The head of the National Basketball Association is being praised for swiftly acting to ban an NBA team owner for life, after his private conversations were leaked in which he displayed unquestionable racism. That is indeed laudable, but it ignores the institutional racism which is still allowed within the National Football League and Major League Baseball. Senate Majority Leader Harry Reid just pointed this out (with regards to the NFL), on the floor of the Senate. But even Reid didn't go far enough. Consider the following outlandish scenario, if you will: the Clippers are forced to be sold to another owner. This new owner decides that the team name has been tainted beyond all repair, and decides to rename the team. He chooses the name "Blackskins," and comes up with a logo that closely resembles the Little Black Sambo caricature. What would the public say? Think everyone would agree that this was a good idea?
Archive of Articles for April, 2014
I speak out today in support of a Tea Party candidate.
Over the course of the next two months, the Tea Party movement may become to be seen (to mix a few metaphors) as more of a paper tiger than the tail that wags the Republican dog. To put it a little more concretely, the Tea Party may be losing some of its outsized influence over the Republican Party. It is still too early to state with any degree of certainty (since the Tea Partiers have shown themselves to be impressively resilient on previous occasions), but if Tea Party power is indeed on the wane it could signal a turning point in modern American politics.
There were two political stampedes this week, both towards and then back away from the same man: rancher Cliven Bundy. Bundy was a strange hero for conservative Republicans to adopt, since he is essentially fighting for his right to be a "taker" (in "conservativese") from the federal government -- a right that he refuses to pay for, and by doing so has broken the law. So he's a law-breaker and he wants to mooch off the public for free -- two traits which conservatives routinely rail against. I guess conservative Republicans can be forgiven, since there was all the excitement of guns and going toe-to-toe with the dastardly gummint agents -- which always causes conservative hearts to swoon.
Former Supreme Court Justice John Paul Stevens has a new book out. In it, he proposes six new amendments to the United States Constitution.
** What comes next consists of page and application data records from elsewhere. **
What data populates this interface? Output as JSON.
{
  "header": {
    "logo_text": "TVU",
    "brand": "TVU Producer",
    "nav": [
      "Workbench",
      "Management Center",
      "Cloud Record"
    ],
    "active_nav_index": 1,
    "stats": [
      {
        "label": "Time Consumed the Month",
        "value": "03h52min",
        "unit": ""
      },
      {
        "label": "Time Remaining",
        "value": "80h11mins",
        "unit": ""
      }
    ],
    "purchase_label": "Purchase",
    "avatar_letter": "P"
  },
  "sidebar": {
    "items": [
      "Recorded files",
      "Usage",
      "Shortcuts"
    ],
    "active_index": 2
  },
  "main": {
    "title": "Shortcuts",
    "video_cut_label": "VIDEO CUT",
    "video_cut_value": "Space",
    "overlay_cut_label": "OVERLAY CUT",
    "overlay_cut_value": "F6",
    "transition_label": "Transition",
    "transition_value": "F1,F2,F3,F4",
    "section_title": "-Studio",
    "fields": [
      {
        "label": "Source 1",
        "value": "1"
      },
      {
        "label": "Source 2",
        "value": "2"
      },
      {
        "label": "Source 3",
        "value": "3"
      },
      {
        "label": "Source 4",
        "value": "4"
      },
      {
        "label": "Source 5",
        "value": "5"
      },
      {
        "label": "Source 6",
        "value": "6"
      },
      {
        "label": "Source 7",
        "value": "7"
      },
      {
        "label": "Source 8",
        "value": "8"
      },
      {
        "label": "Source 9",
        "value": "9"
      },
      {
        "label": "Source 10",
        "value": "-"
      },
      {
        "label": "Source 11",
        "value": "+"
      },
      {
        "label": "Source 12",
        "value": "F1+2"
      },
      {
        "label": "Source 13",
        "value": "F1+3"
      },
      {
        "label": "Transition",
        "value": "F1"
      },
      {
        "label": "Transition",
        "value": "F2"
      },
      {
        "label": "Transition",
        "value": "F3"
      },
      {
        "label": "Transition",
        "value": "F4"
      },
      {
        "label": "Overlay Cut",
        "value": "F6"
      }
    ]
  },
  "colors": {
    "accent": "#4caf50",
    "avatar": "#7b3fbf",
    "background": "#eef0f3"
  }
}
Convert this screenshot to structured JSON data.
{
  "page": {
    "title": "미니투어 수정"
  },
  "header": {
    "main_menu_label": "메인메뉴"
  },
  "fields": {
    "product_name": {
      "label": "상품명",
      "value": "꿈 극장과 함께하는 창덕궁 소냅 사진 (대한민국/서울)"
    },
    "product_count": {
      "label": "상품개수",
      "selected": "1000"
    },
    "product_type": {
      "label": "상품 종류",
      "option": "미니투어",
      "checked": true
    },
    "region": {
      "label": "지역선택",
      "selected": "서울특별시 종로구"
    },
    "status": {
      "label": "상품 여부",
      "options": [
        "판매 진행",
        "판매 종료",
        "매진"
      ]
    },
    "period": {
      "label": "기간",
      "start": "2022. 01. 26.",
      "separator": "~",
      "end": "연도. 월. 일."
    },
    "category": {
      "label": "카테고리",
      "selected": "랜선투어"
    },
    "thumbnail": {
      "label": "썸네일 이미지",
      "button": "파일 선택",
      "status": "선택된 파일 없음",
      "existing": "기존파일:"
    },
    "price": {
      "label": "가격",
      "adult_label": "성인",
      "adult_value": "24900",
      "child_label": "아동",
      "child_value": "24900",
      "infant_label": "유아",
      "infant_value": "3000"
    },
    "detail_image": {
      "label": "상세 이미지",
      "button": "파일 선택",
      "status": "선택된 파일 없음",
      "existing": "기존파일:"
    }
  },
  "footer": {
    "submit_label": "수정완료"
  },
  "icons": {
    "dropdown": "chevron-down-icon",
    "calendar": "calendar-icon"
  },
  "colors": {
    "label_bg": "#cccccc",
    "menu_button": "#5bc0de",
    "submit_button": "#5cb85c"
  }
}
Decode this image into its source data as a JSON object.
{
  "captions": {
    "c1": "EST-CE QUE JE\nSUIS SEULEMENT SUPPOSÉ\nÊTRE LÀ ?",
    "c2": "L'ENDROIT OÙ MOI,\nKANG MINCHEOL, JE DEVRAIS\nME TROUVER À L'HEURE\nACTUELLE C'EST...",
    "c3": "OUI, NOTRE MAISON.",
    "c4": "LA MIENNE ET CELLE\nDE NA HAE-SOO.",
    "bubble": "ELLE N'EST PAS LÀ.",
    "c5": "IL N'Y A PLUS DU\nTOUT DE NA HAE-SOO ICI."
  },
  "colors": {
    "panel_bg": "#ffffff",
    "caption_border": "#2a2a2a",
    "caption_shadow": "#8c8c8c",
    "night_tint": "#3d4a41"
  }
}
Three of these would change language in either the text of the Constitution or its amendments, and the other three are additions to the Constitution's text.
The people who see everything through the lens of partisan politics are currently playing a rather crass game which might be called "guess the date of Justice Ruth Bader Ginsburg's retirement." We'll get to the reasons for playing this game in a bit, but first the point must be made that Justice Ginsburg can stay right where she is for as long as she damn well feels like it. Which is entirely how it should be. Short of impeachment, the decision is hers and hers alone, as the Constitution demands. It matters not one tiny bit what anyone else thinks about her decision, which includes bored pundits looking to stir the partisan pot a bit in a slow news week.
Today is Earth Day, and I'd like to take the occasion to give some credit to an oft-maligned group of people: hippies. I say this in all seriousness, without a trace of condescension or irony whatsoever, since they regularly get that sort of thing elsewhere (by the truckload). I say it because the radicals known as hippies have actually been amazingly victorious in changing American culture in all sorts of ways -- even though they seldom get any credit for pioneering ideas that were once considered (at best) "far out," but are now so mainstream that they fit comfortably in every suburb across the land. And Earth Day is a perfect time to do so, since it is the "hippiest" (to coin a phrase) of all the modern holidays and celebrations.
NBC's Sunday morning political talk show Meet The Press has one thing going for it that almost no other television show can lay claim to: it will never ever be cancelled. The reason for this fundamental certainty is that NBC, by continuing the show, can continue to claim that they've got "America's longest-running television show." And NBC is never going to give up that bragging right, for any reason. So the show itself isn't in any kind of trouble, because there will be something airing on Sunday mornings called Meet The Press long after all of us are dead. It's about as permanent as you can get in the media business, in other words. It's been around for well over six decades, and it's not going away any time soon.
Three hundred of these columns? To coin a phrase... far out, man.
Over the past five or ten years, Democratic politicians have all but completed a full evolution (to use President Obama's term) on the subject of gay marriage. In 2008, both Hillary Clinton and Obama were against gay marriage. In the 2012 election, Obama came out in support while Hillary did so about a nanosecond after she stepped down as Secretary of State. It is now getting tougher and tougher for any Democratic politician to not support gay marriage. As I said, the evolution is almost complete within the party. The question I now ask is how long that evolution is going to take on a different subject: marijuana reform.